Purpose: To examine the role of reductionism in the theoretical development of modern physics -- more specifically, in the quest for a complete unification of physical theory -- from the perspective of radical constructivism (RC). Approach: Some central features of the impact of RC on philosophy of physics are pointed out: its position of scientific relativism, with important implications for the validation of scientific propositions; and the notion of sharing constructed knowledge among individual knowers and its consequences for science teaching. (...) The issue of reductionism is then discussed with regard to (a) the hierarchical explanatory ordering of physical phenomena; (b) the idea of a "theory of everything" (TOE); and (c) some of its implications for the methodology and sociology of science. Findings: It is argued that the ontological status of the hierarchical structuring inherent in the sought-after TOE will depend on the individual knower's epistemic position concerning the notion of truth in science. In the relativist epistemology of RC, any true/false dichotomy of theories is without meaning. A hierarchical ordering is just one of many possible strategies that may be chosen for the construction of physical theories; and such a strategy may then be considered successful only to the extent that it yields a theory that is viable. Implications: The paper serves as an illustration of the impact of RC on the ongoing search in physics for a "final theory.". (shrink)

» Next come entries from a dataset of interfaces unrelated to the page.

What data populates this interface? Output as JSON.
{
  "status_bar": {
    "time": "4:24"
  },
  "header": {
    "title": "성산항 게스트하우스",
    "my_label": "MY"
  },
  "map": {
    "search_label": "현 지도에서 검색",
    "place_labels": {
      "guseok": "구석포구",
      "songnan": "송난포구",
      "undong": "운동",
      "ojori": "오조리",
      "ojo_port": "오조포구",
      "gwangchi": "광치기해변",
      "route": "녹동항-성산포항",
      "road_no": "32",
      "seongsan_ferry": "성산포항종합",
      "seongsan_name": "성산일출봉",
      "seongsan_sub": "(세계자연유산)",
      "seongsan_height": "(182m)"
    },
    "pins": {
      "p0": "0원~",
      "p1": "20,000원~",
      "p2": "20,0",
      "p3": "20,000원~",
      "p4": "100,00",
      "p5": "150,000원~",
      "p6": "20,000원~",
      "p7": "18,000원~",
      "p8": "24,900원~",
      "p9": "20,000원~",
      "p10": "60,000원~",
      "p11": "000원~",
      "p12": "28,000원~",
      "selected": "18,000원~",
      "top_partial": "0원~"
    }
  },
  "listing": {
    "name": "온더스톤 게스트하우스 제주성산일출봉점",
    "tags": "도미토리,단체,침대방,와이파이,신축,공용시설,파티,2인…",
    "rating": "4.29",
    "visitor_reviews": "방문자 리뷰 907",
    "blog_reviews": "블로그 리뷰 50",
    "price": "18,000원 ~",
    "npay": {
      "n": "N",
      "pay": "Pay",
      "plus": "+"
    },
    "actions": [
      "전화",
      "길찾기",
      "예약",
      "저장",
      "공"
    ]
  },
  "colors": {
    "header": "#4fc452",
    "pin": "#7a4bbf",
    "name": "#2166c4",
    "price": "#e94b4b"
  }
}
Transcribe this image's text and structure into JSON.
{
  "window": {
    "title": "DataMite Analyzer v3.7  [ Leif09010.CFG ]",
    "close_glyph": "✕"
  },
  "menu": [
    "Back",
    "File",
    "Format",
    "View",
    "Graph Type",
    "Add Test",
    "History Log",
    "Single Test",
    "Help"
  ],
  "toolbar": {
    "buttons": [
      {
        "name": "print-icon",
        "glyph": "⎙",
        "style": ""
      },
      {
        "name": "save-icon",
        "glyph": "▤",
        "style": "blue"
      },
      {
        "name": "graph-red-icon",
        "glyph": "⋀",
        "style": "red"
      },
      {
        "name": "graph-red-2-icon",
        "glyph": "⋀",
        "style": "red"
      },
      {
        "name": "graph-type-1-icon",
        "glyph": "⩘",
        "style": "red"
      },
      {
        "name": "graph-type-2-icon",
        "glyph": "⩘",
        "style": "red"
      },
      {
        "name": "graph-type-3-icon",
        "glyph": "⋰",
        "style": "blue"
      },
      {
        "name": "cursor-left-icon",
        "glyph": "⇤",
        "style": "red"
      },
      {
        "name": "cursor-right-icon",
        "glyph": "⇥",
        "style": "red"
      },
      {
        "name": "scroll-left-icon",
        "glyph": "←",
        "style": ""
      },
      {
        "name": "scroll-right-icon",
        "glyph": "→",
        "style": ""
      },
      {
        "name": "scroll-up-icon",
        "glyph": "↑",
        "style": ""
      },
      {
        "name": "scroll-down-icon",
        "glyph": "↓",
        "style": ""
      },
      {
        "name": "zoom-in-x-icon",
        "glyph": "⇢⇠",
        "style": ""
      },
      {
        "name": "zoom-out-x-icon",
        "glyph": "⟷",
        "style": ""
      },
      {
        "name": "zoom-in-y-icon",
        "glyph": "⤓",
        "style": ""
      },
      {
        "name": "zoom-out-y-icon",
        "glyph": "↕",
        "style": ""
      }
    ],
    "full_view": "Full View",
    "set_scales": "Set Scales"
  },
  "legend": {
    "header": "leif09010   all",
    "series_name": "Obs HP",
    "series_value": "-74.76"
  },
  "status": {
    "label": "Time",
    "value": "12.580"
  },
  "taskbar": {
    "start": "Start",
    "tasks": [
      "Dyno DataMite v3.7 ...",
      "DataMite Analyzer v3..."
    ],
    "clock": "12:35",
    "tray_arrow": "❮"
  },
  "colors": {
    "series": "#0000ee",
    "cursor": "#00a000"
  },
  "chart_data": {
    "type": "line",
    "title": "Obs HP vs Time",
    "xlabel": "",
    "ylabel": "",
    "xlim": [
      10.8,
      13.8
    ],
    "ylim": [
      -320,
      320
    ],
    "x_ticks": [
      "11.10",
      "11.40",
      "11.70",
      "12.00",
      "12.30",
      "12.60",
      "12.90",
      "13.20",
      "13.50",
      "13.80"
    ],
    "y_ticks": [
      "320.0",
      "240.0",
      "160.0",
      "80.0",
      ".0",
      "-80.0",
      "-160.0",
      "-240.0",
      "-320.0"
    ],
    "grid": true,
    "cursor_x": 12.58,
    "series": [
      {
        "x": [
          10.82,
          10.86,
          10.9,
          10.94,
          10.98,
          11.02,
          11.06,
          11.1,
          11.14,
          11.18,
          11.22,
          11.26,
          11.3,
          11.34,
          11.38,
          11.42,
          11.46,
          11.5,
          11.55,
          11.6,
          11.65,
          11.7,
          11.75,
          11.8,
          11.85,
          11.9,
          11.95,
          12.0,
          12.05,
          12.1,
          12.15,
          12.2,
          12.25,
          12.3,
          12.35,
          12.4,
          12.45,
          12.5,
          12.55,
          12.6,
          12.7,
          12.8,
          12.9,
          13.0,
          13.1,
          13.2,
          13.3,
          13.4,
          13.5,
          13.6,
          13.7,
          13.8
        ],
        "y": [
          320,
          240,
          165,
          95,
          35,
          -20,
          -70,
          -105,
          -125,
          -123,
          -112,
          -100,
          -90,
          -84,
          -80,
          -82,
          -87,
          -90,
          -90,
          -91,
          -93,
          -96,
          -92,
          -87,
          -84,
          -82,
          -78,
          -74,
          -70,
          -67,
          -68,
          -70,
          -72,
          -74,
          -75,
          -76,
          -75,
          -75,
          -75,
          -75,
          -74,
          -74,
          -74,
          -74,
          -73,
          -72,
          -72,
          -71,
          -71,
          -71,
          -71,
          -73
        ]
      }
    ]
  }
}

Context: Despite many obvious advantages (radical) constructivism has over other philosophies it has failed to become a mainstream philosophy that is widely taught and discussed. Problem: What are the reasons for this failure? Can we identify issues that make it difficult for scholars to accept and even embrace radical constructivist ideas? What is the best way to characterize, explain, and eventually refute objections? Method: By collecting articles from both proponents and opponents of radical constructivism the editors of the special issue (...) tried to present a range of answers to these questions. Results: Some problems are due to known objections to radical constructivism, in particular the idea that being responsible for one’s own constructions opens doors to a “whatever” attitude. Another important insight is that constructivism seems to resemble a river delta with ever branching new sub-disciplines that become increasingly incompatible with each other. Implications: The insights gained from the contributions may lead to a re-orientation of (radical) constructivism that will include less misunderstandings among its critics and to a higher acceptance in the academic community. (shrink)